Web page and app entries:
───

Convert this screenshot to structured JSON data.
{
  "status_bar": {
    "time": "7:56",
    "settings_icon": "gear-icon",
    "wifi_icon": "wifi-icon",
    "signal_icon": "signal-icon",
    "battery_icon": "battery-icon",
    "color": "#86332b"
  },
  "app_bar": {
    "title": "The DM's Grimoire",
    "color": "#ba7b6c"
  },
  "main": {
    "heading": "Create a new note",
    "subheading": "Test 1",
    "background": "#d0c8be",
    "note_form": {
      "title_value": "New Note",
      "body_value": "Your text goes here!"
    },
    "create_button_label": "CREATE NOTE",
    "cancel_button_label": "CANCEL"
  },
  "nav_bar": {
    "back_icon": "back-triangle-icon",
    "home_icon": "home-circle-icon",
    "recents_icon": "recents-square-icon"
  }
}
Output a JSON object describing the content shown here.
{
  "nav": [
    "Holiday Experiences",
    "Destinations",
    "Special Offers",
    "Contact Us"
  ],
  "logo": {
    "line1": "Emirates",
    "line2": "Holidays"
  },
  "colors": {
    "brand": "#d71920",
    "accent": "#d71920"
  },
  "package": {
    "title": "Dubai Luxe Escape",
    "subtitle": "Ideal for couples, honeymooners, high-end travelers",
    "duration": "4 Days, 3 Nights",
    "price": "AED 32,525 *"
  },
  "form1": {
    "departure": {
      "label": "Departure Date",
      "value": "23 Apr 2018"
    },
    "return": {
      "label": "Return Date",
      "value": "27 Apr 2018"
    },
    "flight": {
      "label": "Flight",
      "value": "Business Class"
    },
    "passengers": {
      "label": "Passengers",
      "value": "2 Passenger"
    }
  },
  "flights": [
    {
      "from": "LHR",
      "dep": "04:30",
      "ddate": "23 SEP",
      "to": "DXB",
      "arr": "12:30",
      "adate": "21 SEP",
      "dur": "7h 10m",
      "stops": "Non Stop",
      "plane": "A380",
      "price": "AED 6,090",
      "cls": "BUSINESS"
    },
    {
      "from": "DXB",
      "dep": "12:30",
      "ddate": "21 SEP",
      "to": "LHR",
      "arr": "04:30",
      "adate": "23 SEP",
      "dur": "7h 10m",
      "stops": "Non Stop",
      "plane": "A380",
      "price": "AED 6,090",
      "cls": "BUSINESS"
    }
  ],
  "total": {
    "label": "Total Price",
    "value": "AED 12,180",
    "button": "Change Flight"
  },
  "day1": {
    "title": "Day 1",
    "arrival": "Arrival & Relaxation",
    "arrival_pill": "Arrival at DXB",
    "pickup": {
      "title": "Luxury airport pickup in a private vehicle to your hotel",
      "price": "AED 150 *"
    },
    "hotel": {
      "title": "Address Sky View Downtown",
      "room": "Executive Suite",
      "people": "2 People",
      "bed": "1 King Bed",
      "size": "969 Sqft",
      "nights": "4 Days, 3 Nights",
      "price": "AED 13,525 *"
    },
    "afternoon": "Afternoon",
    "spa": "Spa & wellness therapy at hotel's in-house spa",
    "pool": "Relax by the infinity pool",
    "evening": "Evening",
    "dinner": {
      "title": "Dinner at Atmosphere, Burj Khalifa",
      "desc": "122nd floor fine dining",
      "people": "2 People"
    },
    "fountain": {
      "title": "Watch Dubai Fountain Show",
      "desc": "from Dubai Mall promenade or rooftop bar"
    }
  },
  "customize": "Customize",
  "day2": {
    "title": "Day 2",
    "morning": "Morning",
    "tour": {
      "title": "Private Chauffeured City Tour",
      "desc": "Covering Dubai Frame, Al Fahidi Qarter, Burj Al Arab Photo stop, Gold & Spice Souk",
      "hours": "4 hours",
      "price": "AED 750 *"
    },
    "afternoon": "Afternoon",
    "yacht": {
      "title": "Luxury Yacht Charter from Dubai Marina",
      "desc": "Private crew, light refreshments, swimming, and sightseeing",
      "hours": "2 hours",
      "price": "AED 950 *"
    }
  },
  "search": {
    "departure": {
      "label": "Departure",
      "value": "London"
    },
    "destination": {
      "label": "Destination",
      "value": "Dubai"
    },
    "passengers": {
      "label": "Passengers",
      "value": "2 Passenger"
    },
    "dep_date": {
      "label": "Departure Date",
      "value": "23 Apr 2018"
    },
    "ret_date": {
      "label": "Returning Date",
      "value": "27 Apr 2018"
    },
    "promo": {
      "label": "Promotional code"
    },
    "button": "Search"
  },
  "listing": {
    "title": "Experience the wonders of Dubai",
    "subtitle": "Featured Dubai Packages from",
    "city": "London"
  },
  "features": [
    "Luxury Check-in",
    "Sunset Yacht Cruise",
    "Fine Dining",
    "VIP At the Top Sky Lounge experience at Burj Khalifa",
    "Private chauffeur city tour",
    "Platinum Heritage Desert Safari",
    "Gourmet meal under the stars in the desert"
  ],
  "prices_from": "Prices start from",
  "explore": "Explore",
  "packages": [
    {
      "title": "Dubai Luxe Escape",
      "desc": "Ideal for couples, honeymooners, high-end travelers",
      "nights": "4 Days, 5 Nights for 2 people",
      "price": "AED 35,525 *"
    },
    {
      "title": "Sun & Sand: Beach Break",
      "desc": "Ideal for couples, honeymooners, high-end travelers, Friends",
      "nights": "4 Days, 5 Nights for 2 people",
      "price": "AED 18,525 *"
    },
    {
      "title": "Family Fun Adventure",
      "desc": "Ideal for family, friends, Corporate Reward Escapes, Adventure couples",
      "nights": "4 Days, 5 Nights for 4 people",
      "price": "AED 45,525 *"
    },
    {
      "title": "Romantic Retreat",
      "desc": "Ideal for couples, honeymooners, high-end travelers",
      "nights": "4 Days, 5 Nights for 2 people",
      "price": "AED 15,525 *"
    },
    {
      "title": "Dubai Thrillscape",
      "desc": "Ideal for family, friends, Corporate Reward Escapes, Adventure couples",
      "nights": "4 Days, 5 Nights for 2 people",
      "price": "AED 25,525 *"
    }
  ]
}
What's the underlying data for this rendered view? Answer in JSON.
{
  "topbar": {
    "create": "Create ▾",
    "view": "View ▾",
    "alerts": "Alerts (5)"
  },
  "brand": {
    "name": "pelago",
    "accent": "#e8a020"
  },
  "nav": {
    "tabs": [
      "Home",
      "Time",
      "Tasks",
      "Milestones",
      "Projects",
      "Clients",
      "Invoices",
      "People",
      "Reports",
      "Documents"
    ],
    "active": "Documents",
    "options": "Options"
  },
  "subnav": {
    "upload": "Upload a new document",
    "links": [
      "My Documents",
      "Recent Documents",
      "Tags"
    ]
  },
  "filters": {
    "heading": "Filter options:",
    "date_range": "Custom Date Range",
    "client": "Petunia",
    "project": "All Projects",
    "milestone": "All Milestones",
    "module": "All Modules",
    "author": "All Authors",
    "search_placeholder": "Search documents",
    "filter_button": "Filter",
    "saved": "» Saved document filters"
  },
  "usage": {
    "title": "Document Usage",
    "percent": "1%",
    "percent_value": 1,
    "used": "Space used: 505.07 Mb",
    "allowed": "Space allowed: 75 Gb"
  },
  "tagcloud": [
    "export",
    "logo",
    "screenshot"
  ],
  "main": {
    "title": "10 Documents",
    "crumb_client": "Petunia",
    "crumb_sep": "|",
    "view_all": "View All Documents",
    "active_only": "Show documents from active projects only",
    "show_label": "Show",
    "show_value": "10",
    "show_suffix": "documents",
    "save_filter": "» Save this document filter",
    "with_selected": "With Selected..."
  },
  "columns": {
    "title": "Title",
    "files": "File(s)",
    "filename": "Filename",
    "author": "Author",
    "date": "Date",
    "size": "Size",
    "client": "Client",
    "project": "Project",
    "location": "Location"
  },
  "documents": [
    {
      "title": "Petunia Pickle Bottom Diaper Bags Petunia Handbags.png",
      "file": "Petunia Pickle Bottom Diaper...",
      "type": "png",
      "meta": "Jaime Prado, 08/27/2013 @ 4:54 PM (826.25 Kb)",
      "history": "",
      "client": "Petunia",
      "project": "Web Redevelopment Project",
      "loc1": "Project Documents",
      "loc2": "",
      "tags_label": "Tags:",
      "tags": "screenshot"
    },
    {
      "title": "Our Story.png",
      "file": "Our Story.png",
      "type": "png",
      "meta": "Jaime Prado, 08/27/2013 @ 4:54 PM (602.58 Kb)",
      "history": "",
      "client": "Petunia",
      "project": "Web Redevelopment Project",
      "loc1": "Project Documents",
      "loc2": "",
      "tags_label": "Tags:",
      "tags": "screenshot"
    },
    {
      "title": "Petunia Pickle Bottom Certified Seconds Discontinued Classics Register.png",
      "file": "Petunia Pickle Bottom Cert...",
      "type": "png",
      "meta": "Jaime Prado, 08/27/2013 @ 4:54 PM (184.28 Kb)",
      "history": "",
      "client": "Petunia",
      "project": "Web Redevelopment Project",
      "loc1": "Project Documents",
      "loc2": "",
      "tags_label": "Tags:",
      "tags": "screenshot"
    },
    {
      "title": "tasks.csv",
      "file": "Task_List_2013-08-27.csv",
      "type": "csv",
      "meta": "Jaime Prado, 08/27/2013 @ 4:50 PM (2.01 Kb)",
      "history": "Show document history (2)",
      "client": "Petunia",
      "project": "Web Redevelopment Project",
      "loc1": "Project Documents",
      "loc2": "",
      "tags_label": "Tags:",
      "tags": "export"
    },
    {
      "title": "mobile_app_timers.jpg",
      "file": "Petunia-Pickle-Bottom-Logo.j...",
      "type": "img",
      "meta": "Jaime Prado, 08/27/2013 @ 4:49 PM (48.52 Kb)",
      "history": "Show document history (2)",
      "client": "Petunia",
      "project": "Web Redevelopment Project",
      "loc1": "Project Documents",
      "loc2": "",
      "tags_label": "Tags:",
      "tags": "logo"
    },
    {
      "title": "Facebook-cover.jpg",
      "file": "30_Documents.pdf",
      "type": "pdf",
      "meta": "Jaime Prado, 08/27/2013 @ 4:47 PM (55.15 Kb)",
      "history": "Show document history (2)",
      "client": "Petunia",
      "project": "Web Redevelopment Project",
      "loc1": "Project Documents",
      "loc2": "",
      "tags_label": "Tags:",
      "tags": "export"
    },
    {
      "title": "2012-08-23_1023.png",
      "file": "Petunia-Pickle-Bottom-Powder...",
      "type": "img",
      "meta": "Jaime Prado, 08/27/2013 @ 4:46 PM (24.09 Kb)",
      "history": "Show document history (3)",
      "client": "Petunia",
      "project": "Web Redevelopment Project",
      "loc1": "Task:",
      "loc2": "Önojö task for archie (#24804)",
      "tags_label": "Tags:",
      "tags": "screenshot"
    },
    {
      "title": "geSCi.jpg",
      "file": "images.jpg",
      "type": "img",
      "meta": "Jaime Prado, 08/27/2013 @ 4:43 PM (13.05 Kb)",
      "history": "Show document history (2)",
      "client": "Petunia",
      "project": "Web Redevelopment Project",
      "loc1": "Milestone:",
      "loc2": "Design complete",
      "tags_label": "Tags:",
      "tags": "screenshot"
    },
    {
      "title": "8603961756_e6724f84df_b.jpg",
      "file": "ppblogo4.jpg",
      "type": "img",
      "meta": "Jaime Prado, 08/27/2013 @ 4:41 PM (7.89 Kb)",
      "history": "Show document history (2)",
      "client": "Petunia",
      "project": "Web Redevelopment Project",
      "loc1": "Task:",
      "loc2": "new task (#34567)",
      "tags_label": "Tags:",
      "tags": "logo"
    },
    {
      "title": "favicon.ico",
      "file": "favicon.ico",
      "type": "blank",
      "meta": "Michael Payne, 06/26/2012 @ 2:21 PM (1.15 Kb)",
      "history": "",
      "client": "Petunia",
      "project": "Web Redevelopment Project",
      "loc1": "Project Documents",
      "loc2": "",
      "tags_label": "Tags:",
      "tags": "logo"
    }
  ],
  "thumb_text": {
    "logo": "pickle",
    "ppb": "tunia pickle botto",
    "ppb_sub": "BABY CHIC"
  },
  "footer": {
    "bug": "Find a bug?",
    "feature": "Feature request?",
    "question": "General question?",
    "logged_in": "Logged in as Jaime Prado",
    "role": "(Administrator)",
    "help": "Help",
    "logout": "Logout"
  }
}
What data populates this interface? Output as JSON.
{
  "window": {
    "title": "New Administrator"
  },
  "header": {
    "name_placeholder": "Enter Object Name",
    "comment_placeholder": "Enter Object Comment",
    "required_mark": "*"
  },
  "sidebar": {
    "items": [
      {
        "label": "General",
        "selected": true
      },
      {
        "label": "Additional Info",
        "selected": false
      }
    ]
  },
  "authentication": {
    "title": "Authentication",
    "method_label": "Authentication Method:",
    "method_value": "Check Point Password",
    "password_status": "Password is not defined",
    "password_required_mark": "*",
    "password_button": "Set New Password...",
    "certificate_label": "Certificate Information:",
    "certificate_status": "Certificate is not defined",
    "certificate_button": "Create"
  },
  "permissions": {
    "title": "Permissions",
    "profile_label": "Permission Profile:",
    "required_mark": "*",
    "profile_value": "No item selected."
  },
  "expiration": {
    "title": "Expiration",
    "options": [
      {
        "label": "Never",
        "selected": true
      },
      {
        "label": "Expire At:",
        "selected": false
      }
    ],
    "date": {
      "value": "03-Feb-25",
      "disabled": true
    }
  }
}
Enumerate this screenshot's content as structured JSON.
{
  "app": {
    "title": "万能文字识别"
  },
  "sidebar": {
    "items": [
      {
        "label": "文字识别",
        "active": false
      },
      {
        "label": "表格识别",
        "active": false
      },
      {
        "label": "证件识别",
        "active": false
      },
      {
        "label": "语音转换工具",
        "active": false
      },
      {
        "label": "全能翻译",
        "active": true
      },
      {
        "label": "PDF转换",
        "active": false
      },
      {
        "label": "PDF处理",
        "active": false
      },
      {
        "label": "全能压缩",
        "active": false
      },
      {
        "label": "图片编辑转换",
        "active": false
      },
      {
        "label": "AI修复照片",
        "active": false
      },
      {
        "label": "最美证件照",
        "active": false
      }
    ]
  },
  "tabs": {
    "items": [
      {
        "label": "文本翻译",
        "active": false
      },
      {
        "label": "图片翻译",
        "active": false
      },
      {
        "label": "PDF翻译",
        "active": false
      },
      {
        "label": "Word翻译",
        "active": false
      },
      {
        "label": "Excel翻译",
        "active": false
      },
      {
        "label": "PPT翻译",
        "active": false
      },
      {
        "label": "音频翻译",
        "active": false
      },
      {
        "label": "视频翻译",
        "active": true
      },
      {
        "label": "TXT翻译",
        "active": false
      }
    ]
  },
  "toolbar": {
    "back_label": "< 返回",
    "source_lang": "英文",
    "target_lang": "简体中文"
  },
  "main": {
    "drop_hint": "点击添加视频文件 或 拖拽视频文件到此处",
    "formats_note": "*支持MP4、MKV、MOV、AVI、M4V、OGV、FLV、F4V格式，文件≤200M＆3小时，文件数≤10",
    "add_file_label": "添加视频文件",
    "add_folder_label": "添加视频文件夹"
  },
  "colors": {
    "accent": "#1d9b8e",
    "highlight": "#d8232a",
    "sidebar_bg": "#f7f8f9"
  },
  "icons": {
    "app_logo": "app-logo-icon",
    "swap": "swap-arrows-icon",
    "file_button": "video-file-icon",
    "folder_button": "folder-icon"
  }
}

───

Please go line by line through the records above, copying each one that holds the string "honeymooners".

▸ ANSWER SPACE
    "subtitle": "Ideal for couples, honeymooners, high-end travelers",
      "desc": "Ideal for couples, honeymooners, high-end travelers",
      "desc": "Ideal for couples, honeymooners, high-end travelers, Friends",
      "desc": "Ideal for couples, honeymooners, high-end travelers",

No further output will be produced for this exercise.